# YOUR TASK
An exact copy of the entries is required, excluding any pictures.

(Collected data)
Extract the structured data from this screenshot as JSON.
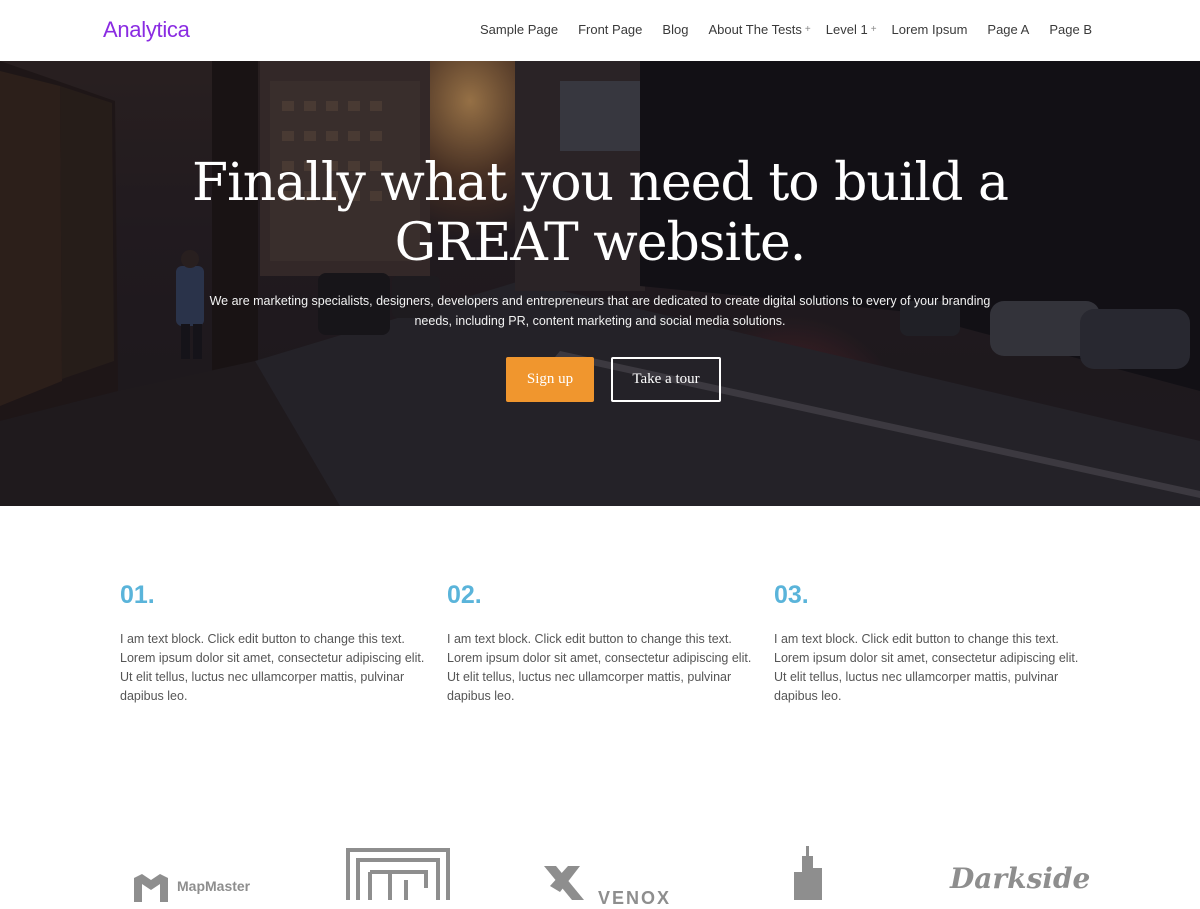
{
  "header": {
    "brand": "Analytica",
    "nav": [
      {
        "label": "Sample Page",
        "has_children": false
      },
      {
        "label": "Front Page",
        "has_children": false
      },
      {
        "label": "Blog",
        "has_children": false
      },
      {
        "label": "About The Tests",
        "has_children": true
      },
      {
        "label": "Level 1",
        "has_children": true
      },
      {
        "label": "Lorem Ipsum",
        "has_children": false
      },
      {
        "label": "Page A",
        "has_children": false
      },
      {
        "label": "Page B",
        "has_children": false
      }
    ],
    "submenu_indicator": "+"
  },
  "hero": {
    "title": "Finally what you need to build a GREAT website.",
    "subtitle": "We are marketing specialists, designers, developers and entrepreneurs that are dedicated to create digital solutions to every of your branding needs, including PR, content marketing and social media solutions.",
    "primary_button": "Sign up",
    "secondary_button": "Take a tour"
  },
  "features": [
    {
      "number": "01.",
      "text": "I am text block. Click edit button to change this text. Lorem ipsum dolor sit amet, consectetur adipiscing elit. Ut elit tellus, luctus nec ullamcorper mattis, pulvinar dapibus leo."
    },
    {
      "number": "02.",
      "text": "I am text block. Click edit button to change this text. Lorem ipsum dolor sit amet, consectetur adipiscing elit. Ut elit tellus, luctus nec ullamcorper mattis, pulvinar dapibus leo."
    },
    {
      "number": "03.",
      "text": "I am text block. Click edit button to change this text. Lorem ipsum dolor sit amet, consectetur adipiscing elit. Ut elit tellus, luctus nec ullamcorper mattis, pulvinar dapibus leo."
    }
  ],
  "client_logos": {
    "mapmaster": "MapMaster",
    "venox": "VENOX",
    "darkside": "Darkside"
  },
  "colors": {
    "brand": "#8a2be2",
    "accent_orange": "#f0962e",
    "feature_number": "#5ab4da",
    "logo_gray": "#8e8e8e"
  }
}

# TASK RESULT
Extract the structured data from this screenshot as JSON.
{
  "header": {
    "brand": "Analytica",
    "nav": [
      {
        "label": "Sample Page",
        "has_children": false
      },
      {
        "label": "Front Page",
        "has_children": false
      },
      {
        "label": "Blog",
        "has_children": false
      },
      {
        "label": "About The Tests",
        "has_children": true
      },
      {
        "label": "Level 1",
        "has_children": true
      },
      {
        "label": "Lorem Ipsum",
        "has_children": false
      },
      {
        "label": "Page A",
        "has_children": false
      },
      {
        "label": "Page B",
        "has_children": false
      }
    ],
    "submenu_indicator": "+"
  },
  "hero": {
    "title": "Finally what you need to build a GREAT website.",
    "subtitle": "We are marketing specialists, designers, developers and entrepreneurs that are dedicated to create digital solutions to every of your branding needs, including PR, content marketing and social media solutions.",
    "primary_button": "Sign up",
    "secondary_button": "Take a tour"
  },
  "features": [
    {
      "number": "01.",
      "text": "I am text block. Click edit button to change this text. Lorem ipsum dolor sit amet, consectetur adipiscing elit. Ut elit tellus, luctus nec ullamcorper mattis, pulvinar dapibus leo."
    },
    {
      "number": "02.",
      "text": "I am text block. Click edit button to change this text. Lorem ipsum dolor sit amet, consectetur adipiscing elit. Ut elit tellus, luctus nec ullamcorper mattis, pulvinar dapibus leo."
    },
    {
      "number": "03.",
      "text": "I am text block. Click edit button to change this text. Lorem ipsum dolor sit amet, consectetur adipiscing elit. Ut elit tellus, luctus nec ullamcorper mattis, pulvinar dapibus leo."
    }
  ],
  "client_logos": {
    "mapmaster": "MapMaster",
    "venox": "VENOX",
    "darkside": "Darkside"
  },
  "colors": {
    "brand": "#8a2be2",
    "accent_orange": "#f0962e",
    "feature_number": "#5ab4da",
    "logo_gray": "#8e8e8e"
  }
}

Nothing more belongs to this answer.